Publisher: Board & Bench Pub
Organic Wine describes the major promotional, marketing, and business challenges facing “organics” through an exhaustive examination of the European and American markets. Author Béatrice Cointreau identifies a multitude of regulatory, commercial, and practical paradoxes bedeviling producers' ability to craft a complete and coherent consumer message, from labeling and advertising to public relations. Building on detailed case studies, she presents an analysis of global production and market trends and provides clear insights on how to position one's product within that paradoxical environment to the best effect.
Author: Katherine Cole
Could cow horns, vortexes, and the words of a prophet named Rudolf Steiner hold the key to producing the most alluring wines in the world--and to saving the planet? InVoodoo Vintnerswine writer Katherine Cole reveals the mysteries of biodynamic winegrowing and explores its practice on Oregon vineyards. Cole's story of biodynamic winegrowing starts on the back of a motorcycle in Persia and ends on a farm where the work is done by draft horses, chickens, and goats. It is a tradition that can be traced from Paleolithic times to the finestdomainesin Burgundy today. At the epicenter of the American biodynamic revolution are the Oregon vintners who believe that this spiritual style of farming results in the truest translations ofterroirand the purest pinot noirs possible.
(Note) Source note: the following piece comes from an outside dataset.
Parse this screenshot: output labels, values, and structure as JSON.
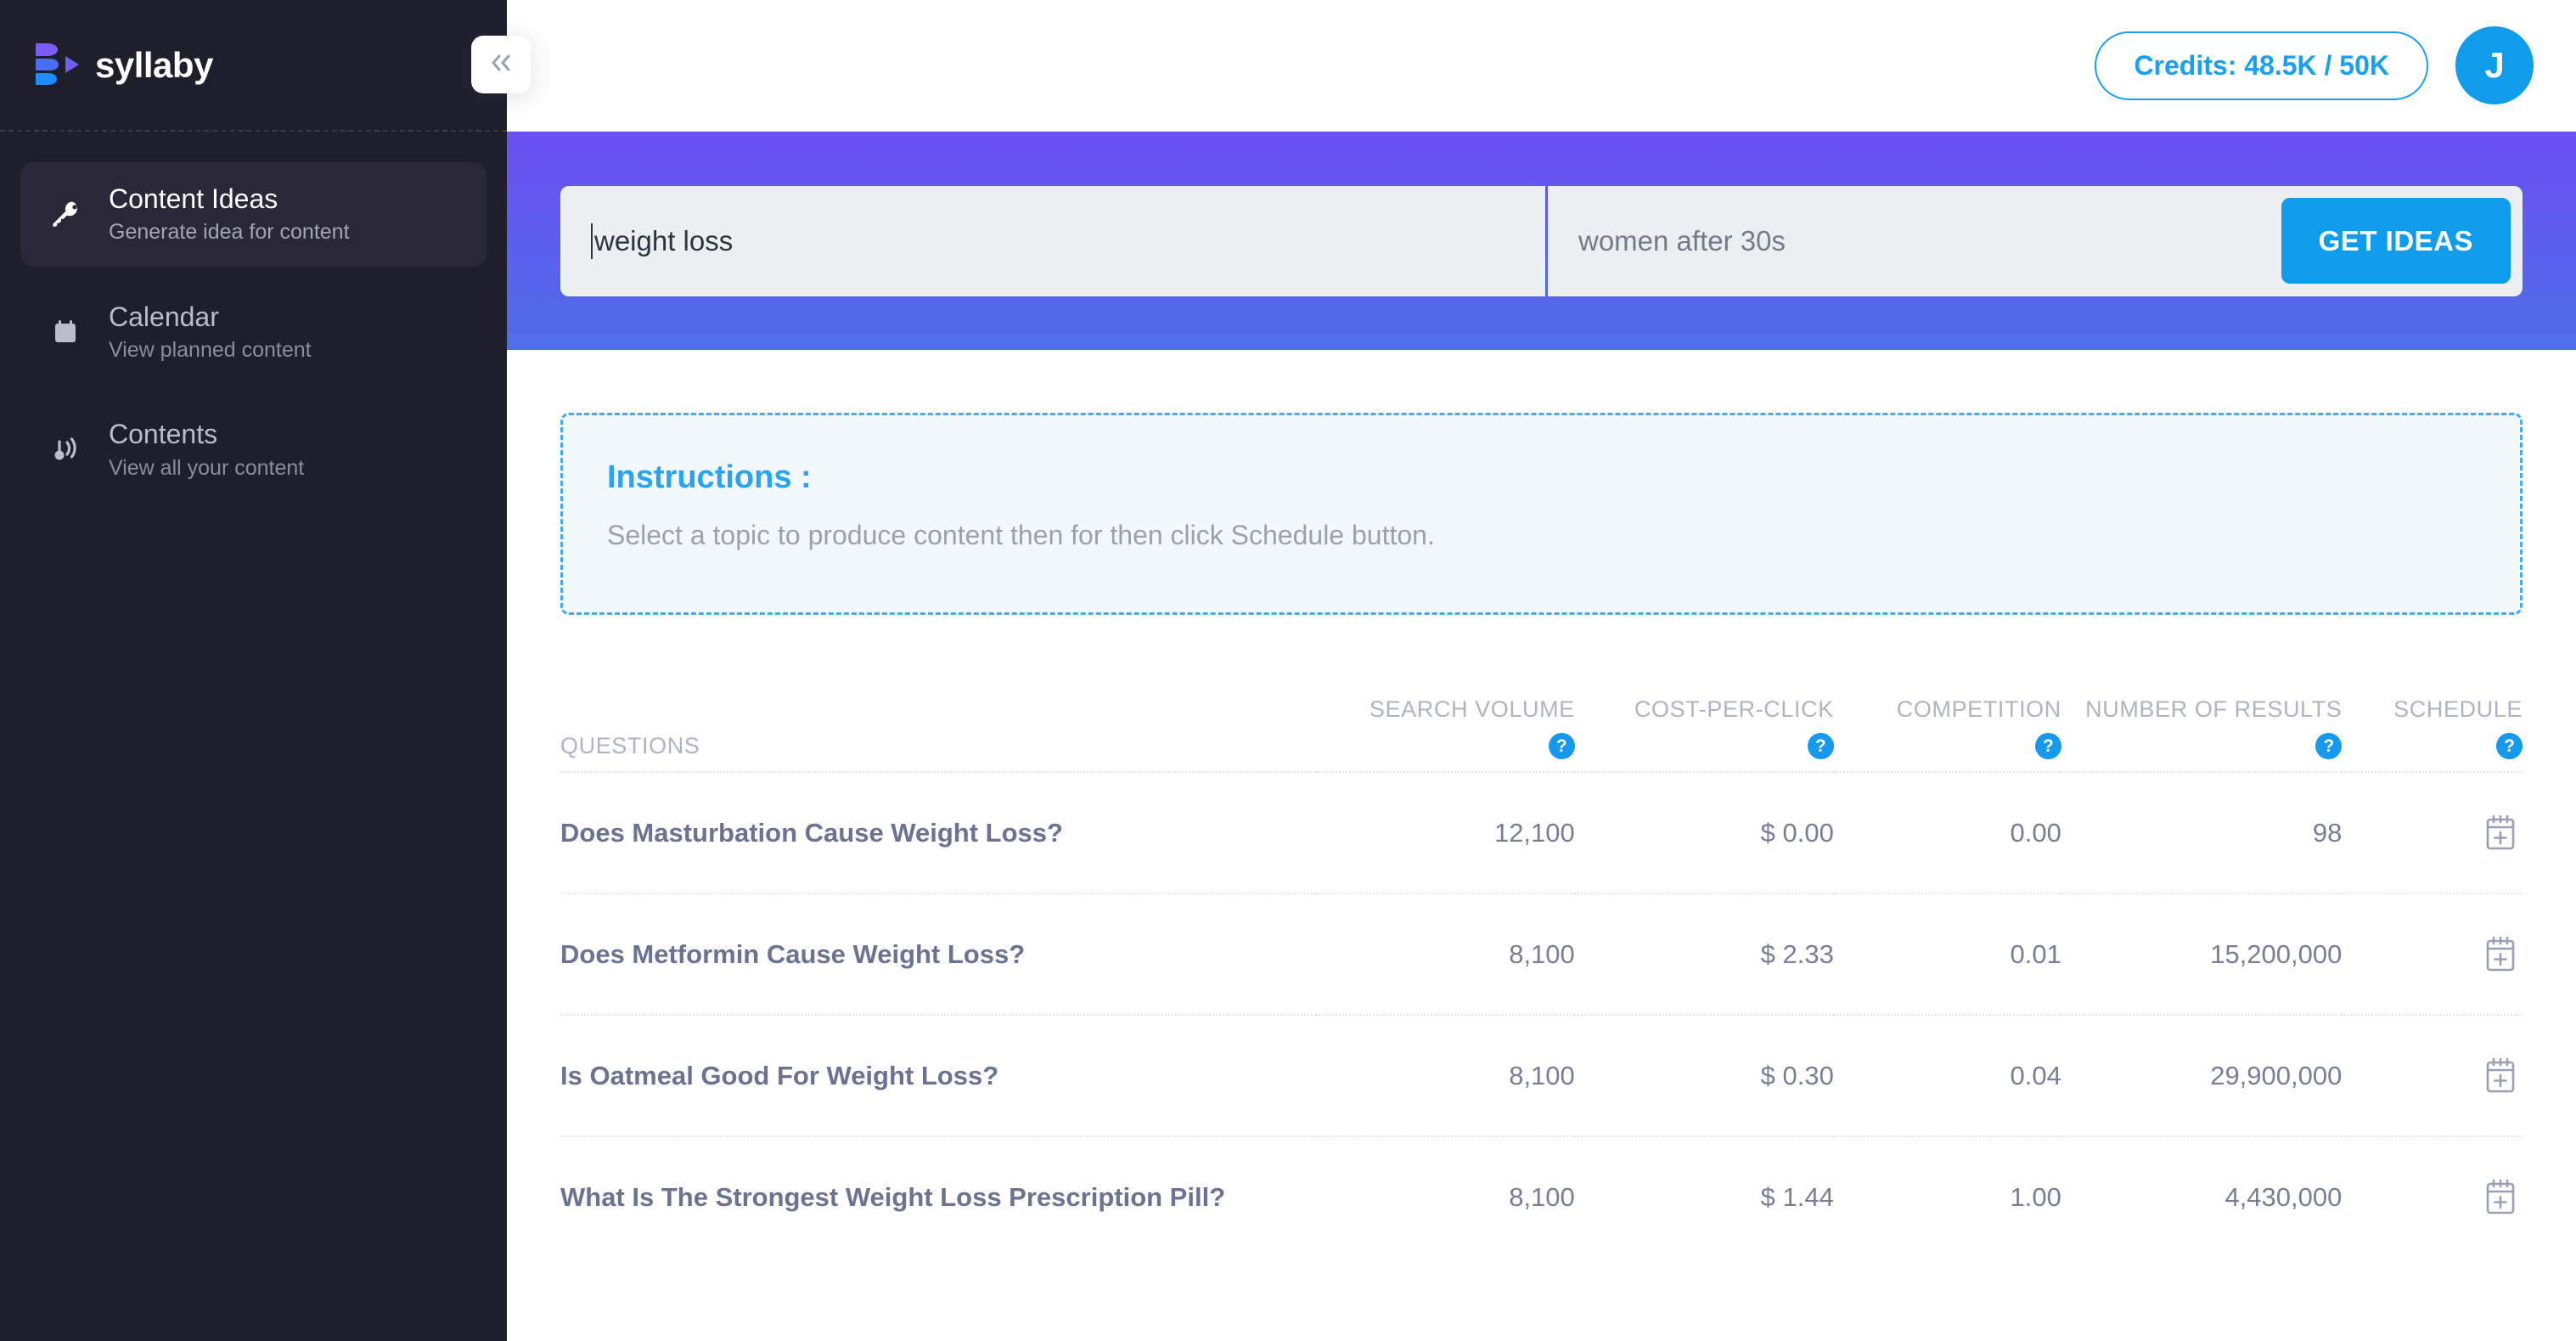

Cole introduces these "voodoo vintners" of Oregon, revealing why the need to farm biodynamically courses through their blood and examining their motivations and rationalizations." Voodoo Vintnersanswers the call of oenophiles everywhere for more information about this "beyond organic" style of farming. Cole's engaging narrative is a must-read for anyone interested in wine, sustainable agriculture, or the food movement.